Is a CV relevant these days?

The reliance on just a CV to judge people’s ability for a job is long gone. In these days of remote-hybrid working, rapid business transformation and ever evolving career landscapes, is a CV even needed anymore?

The risk of unconscious bias, false claims and the emphasis on qualifications are being replaced, at least in part, by assessing a candidate’s personal profile, values and behaviours. Skilled hiring managers know the importance of achieving ‘a good match’ if the new employee is going to be successful and enjoy their new role.

As hybrid work models develop and business culture is the burning issue, the need to find the right kind of person is replacing the emphasis on employing someone based on skills and qualifications alone.

To avoid a ‘mis-hire’ happening, time and energy invested at every stage is worth its weight in gold.

Indeed, around two in five of UK workers have falsified their CV at some stage of their professional career, according to a survey by commercial property agent Savoy Stewart.

A CV document to provide details of a candidate’s background, experience, skills and personality will still be required in most instances, but the reliance on it by many employers is now changing as they future proof this key area of responsibility.
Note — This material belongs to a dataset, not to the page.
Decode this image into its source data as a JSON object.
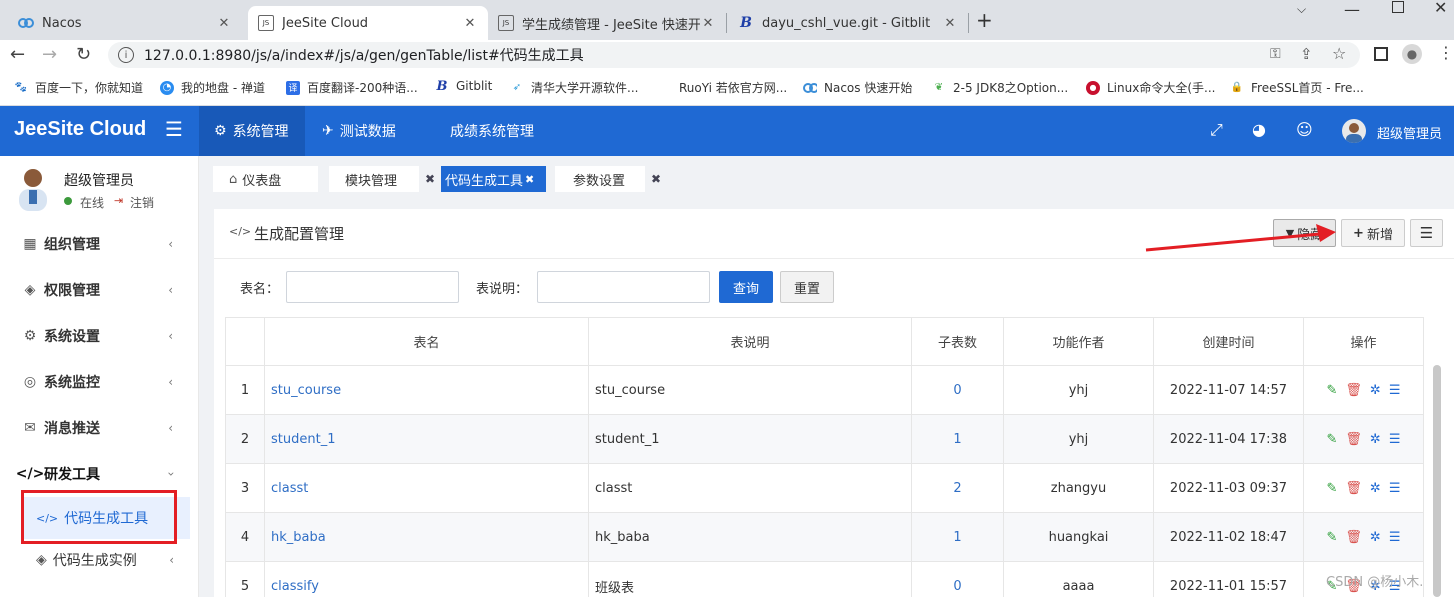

The majority of specialist, management and executive talent have an available profile on social media channels such as LinkedIn which highlights their career history, experience and achievements.  The LinkedIn profile for many people is already replacing their CV. And it’s an ideal platform to keep your CV relevant and contemporary.

Employers are also embracing technology and the latest thinking to evolve and improve their recruitment process. This can include digitally run skills and profile testing. Some of the most popular tests currently run online involve logical thinking tasks with emphasis on attention to detail, speed of reasoning, resilience and emotional intelligence.

Many are also adding in an element of blind marking whereby they set certain questions against the job specification and then judge the responses without the candidate’s name on them. This helps to eliminate pre-judged bias and expectations.

The pendulum has swung massively during COVID for the use of technology by all parties involved in the hiring process.  For example, the use of video profile is now commonplace in a number of sectors; requiring candidates to create a video of themselves to communicate what they have to offer.  Candidates want and deserve an enjoyable hiring journey.  A hiring process is not designed to be a test of their patience and resilience.

At Walmsley Wilkinson, we believe in-person interviews cannot be replaced. At senior executive and management level, employers want to meet and understand the candidates over a number of interviews during the process.

Before starting on any hiring process, my advice is to remember how you felt before, during and after your own career search. Now as a hiring manager how do you want your potential new employee and the rest of the candidates involved in the process to feel?

Think about how you are going to represent yourself, the company brand and the reasons for a potential employee to work with you rather than a competitor.  The most successful leaders are often the most successful people in their sector as they know how to recruit talented people.

For the interviewee, a short CV which is to the point containing all pertinent information, which is well designed and can be forwarded electronically, along with a covering letter, which should also be logically scripted without any mis-spellings or mistakes, will put you in a strong position.

For employers, the principles of sound process, unbiased judgements and rigorous attention to the candidate’s values and abilities will also help to make it a satisfying and successful experience.

Interviewing and selection is a fascinating and rewarding experience for all involved – provided this is how it is positioned. It all starts with capturing and sharing relevant information, whether that be from a CV, a social media profile, an online portal or a video introduction.

Linda Walmsley,

Director,

Walmsley Wilkinson